Originally posted by beezzer
reply to post by Hefficide
Heff? Buddy? Puddin? Didn't you vote for this? Didn't you ask for this political "agressiveness"?
Are the chickens coming home to roost?
Not to lay the blame at your feet only. I voted for Bush., I'm just as guilty.
The question is, what do we do to inhibit it?
Originally posted by Retikx
Yes the obvious potential for spying on everyone is there.
But you could always just unplug your system if you're worried about it looking at you when you're not playing...edit on 8-12-2012 by Retikx because: (no reason given)
Originally posted by electricalpup
My partner just today was telling me a co-worker heard at another truck terminal that their company is thinking of putting cameras inside of the truck and front bumper. He is so agitated. Apparently, a company has already tested this and has terminated the employment of a few people. I was going to research this for him to see where the money flows.
I am betting this is another form of taxpayer funded security BS.
The reason I bring this up,it is the young drivers that don't find a problem with this. They think it is OK
edit on 7-12-2012 by electricalpup because: Sorry, forgot part of response
Originally posted by AGWskeptic
I put black electrical tape over the camera on my laptop before I even powered it up.
My friends think I'm paranoid, but I know that in reality if a hacker can get in my computer they can turn my cam on.
Am I alone here?
In a New York Press article from August of 2011, film producer and director Tommy Pallotta, said, “I am a fan of audience participation, but I also think audiences like to be told a story. There’s this thing video game designers call a ‘golden path’—there’s a definite way that the majority of people are going to experience the game, and the designers plot that. A lot of the interactivity in a video game is really just the illusion of interactivity.
My hope is that we are on the verge of discovering what I’ve suspected this world is for many, many years: an illusion meant to give us a chance to discover ourselves and grow beyond. While there’s no consensus about this or any purpose of an illusionary world, thanks to recent progress made in quantum physics and mathematical formulations done on black holes, scientists are increasingly realizing that our world does seem to be an illusion or hologram.

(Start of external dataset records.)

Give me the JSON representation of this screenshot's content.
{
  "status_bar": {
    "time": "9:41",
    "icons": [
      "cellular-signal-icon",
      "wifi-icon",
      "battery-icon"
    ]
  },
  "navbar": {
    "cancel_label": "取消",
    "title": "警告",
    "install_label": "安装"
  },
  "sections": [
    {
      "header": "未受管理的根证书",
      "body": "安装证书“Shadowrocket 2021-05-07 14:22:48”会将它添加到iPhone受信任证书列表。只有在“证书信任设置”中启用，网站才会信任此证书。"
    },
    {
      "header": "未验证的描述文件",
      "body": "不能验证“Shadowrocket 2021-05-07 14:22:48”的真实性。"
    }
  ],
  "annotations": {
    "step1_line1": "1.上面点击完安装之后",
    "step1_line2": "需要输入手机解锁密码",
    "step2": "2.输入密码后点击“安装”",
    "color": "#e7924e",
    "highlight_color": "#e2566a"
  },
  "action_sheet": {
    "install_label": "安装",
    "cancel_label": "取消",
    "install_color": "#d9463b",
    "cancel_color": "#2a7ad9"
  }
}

Discovering that nothing in this world is real may seem depressing at first, but I think its implications could be utopian in scope. After all, if we all knew this was some kind of a dream or illusion or game, we could all just have fun in it instead of continually killing ourselves taking it so seriously. I do believe that this illusion exists for a reason. But if its principles of golden paths and viruses and avatars work so similarly to those found in video games, then perhaps there are cheat codes, secret short cuts, and Easter eggs like those found in the games in our world.
According to most of the theories within the realm of quantum physics, time is an illusion, or at least, does not work in the linear fashion it appears to from our perspective. The basic idea is that every possibility that could’ve ever happened, may one day happen, or is happening all exist in one moment, and that what we focus on becomes our linear experience.
It sounds kind of confusing, but really, it’s no different than a video game. You can hold a video game disc in your hand. On that disc is all the programming that the characters within it could ever experience. Its entire life and all its life possibilities exist in one moment. As you play that game, you continually have the freedom of choice to select various paths and options that will lead to a new set of circumstances. Of course, all of these choices and circumstances have already been written into the programming code. But from the character’s perspective in the game, it all seems like a series of new experiences that have formed one path through its life.
The reason the video game metaphor seems to fit so well with our reality, is because this world may work similarly. The major difference is that we may be the ones playing our own characters’ game pieces without realizing it. How ironic that we may have had full control of our lives all along, but that since most of us tend to focus on worrying and negative outcomes that’s where we go.
Now, imagine that you are talking to someone, in the privacy of your own home - and you say something troubling. In our modern world, death threats, talk of illegal activity, etc. The device could literally capture that, channel it out - where it is recorded by the Feds and used to question/profile/prosecute/punish you. I add "punish" because... Well five years ago how many of us ever thought that our past FB posts might end up being brought up at civilian job interviews? That idea, back then, would have been scoffed at. Now? It's real and we all know it.
Originally posted by Hefficide
reply to post by Ghost375
What is clear is that Intelligence agencies do have the technology to filter and analyze streaming content over networks - all open networks. Additionally laws are now in place and there is precedence for that content to be used against a person in a court of law.